Chief Supreme Court Justice Carlos G. Muñiz Gives Advice to FSU Law Students

by Karen Custer
Photo by Karen Custer Photo by Karen Custer

PANAMA CITY, FL - Justice Carlos G. Muñiz was introduced as a warm and caring person, as he prepared to speak to FSU Law students on March 18th. He described the Supreme Court as “very much a family.”

Justice Muñiz was appointed to the Florida Supreme Court by Governor Ron DeSantis on January 22, 2019, and became Chief Justice on July 1, 2022. He graduated from the University of Virginia and Yale Law School, then went on to clerk for Judge José A. Cabranes of the U.S. Court of Appeals for the Second Circuit and Judge Thomas A. Flannery of the U.S. District Court for the District of Columbia.

Justice Muñiz lives in Tallahassee with his wife, Katie Muñiz, and their three children, having grown up in the Northern Virginia suburbs of Washington, D.C. After moving here, he fell in love with the state.

He teaches a class most semesters and spoke about being committed to open dialogue and civic engagement, free speech, civility, and mutual respect, which he said is something you can not take for granted at other universities around the country.
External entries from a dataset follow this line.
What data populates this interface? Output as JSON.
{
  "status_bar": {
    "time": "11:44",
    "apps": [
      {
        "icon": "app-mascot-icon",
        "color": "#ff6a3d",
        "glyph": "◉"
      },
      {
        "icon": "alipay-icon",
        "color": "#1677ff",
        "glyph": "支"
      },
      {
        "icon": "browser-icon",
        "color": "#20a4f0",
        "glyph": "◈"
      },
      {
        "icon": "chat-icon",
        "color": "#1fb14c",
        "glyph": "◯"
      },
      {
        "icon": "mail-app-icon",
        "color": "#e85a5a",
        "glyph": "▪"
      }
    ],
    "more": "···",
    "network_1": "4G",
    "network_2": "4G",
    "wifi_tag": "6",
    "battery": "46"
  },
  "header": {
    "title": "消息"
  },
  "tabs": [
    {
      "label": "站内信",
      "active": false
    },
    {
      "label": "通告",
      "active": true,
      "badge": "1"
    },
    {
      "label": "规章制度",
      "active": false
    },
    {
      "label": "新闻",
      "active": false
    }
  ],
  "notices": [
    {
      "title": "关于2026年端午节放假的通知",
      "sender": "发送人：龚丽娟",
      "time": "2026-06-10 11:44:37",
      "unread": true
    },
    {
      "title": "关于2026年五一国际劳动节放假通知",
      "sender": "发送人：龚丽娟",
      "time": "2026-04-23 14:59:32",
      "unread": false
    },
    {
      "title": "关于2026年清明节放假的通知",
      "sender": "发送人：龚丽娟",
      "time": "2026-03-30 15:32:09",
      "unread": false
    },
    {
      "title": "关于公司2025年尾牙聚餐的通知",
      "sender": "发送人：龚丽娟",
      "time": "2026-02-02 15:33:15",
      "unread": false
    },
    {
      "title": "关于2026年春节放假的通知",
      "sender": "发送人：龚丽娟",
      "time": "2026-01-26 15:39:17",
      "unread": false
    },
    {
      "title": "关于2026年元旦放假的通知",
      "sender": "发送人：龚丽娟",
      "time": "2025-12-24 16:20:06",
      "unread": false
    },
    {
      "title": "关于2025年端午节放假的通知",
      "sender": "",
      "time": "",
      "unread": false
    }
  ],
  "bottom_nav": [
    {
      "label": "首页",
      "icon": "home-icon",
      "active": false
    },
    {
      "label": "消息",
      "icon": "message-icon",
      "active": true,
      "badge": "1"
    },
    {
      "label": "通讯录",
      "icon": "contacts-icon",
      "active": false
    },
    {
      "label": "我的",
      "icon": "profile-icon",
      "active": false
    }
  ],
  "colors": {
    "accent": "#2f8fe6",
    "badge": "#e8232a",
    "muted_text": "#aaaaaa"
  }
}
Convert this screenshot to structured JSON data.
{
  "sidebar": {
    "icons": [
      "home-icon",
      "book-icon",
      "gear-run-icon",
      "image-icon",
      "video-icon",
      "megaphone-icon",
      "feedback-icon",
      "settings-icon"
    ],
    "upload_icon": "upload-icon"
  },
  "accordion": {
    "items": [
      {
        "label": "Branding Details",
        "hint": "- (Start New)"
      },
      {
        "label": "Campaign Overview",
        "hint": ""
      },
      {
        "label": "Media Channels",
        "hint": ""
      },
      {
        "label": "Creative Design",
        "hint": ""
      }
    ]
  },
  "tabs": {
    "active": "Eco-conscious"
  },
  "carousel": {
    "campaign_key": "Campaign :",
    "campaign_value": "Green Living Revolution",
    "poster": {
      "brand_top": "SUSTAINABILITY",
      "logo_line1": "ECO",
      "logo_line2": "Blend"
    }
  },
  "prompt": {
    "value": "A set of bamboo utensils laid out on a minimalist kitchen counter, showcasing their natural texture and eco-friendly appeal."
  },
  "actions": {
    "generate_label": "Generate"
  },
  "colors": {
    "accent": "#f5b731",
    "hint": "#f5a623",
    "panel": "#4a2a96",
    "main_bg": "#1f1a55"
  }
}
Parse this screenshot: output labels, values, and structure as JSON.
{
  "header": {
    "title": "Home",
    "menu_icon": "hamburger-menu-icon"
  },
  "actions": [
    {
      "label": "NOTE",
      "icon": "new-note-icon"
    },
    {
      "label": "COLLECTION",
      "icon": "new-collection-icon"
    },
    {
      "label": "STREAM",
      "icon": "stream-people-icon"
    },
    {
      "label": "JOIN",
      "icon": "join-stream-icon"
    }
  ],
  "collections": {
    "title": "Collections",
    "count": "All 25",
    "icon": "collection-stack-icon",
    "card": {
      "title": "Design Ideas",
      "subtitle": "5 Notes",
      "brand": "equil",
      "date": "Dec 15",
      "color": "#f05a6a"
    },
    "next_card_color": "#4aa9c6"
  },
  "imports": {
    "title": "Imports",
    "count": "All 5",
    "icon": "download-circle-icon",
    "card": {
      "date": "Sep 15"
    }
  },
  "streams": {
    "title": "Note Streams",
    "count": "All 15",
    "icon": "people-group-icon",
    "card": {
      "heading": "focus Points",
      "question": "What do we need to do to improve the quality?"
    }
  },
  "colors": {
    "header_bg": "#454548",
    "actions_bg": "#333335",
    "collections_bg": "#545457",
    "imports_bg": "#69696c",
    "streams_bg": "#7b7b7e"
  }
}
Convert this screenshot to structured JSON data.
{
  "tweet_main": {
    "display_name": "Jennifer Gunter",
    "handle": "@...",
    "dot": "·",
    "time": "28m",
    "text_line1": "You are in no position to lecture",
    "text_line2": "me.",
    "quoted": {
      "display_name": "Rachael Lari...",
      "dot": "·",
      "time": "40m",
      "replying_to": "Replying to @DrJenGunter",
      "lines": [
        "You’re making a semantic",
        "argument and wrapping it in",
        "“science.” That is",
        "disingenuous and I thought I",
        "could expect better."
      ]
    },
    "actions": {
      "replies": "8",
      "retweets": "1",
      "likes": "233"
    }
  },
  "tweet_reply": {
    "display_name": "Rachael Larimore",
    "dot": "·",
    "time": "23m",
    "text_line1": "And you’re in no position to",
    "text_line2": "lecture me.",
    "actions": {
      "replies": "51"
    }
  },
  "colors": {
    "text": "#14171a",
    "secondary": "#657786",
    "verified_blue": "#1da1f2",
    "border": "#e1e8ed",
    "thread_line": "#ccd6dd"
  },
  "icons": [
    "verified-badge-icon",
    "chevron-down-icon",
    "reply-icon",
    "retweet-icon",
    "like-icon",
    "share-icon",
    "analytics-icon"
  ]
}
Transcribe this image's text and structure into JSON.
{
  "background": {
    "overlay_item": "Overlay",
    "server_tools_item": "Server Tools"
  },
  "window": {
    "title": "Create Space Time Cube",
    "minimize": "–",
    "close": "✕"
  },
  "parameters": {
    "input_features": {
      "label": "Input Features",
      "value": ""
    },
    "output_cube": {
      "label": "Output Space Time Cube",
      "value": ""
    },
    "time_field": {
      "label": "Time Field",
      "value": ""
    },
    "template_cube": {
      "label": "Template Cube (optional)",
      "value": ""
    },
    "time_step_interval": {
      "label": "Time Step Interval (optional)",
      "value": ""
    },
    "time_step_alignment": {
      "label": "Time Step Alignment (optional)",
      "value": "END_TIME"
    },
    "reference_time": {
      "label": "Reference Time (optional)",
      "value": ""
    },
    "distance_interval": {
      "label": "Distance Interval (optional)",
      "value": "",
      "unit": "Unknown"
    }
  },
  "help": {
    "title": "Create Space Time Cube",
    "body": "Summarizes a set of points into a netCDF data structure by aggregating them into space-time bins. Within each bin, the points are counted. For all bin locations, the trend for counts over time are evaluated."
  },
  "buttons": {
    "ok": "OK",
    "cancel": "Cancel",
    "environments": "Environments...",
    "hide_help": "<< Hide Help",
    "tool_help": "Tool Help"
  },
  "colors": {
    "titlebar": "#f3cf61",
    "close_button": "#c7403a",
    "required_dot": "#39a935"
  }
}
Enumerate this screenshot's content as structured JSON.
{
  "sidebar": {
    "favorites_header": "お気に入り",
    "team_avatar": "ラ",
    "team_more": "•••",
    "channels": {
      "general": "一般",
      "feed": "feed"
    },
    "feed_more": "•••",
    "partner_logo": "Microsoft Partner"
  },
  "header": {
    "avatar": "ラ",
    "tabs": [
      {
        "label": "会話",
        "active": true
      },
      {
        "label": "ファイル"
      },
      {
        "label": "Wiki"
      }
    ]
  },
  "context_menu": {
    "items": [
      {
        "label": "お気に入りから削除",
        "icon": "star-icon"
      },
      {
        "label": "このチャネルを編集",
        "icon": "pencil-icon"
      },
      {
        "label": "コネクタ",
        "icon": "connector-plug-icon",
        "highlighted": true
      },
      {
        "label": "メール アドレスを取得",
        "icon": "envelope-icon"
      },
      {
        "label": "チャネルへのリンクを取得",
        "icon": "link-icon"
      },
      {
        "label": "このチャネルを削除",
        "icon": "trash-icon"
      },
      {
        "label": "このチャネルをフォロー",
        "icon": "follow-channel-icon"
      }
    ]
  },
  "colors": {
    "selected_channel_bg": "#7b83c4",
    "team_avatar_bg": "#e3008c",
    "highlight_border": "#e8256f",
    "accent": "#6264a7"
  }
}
Regarding becoming an attorney, he recommends that students, “pursue it for the right reasons.” He said that one of the great things about going to law school and pursuing a career as an attorney is that there’s such a wide variety of things that you can choose to focus on.” He added, that hopefully, you have a passion for the principles that our country was founded on in the Constitution and that you are thoughtful about what our ideals are. “It’s intellectually demanding. Any path that you take in the Law is kind of service-oriented whether you’re with a firm or working in government.”

Justice Muñiz explained that historically, the position of Chief Supreme Court Justice automatically rotated every two years based on seniority. The rules changed about 10 years ago, but it is still somewhat driven by seniority. The State Constitution requires that the Chief Justice be chosen from among the people on the Court, with terms lasting two years, and with a maximum of eight years.

He said that matters of the Court are decided by majority vote, but if you’re Chief, you deal with communication to and from the Court and you have a lot more communication with other folks in the branch, with the best part of the job being getting more involved with people in the branch and across the state. Justice Muñiz explained that you have a huge amount of autonomy, but since the Supreme Court is a coordinating body, a policy-making body, we can prioritize the needs of the branch as a whole, speak with one voice in the Legislature, and try to get as much uniformity in the system as possible.

He recommends that students have as much of a service mentality as possible, and that they remember that they’re here to, “Serve The People.”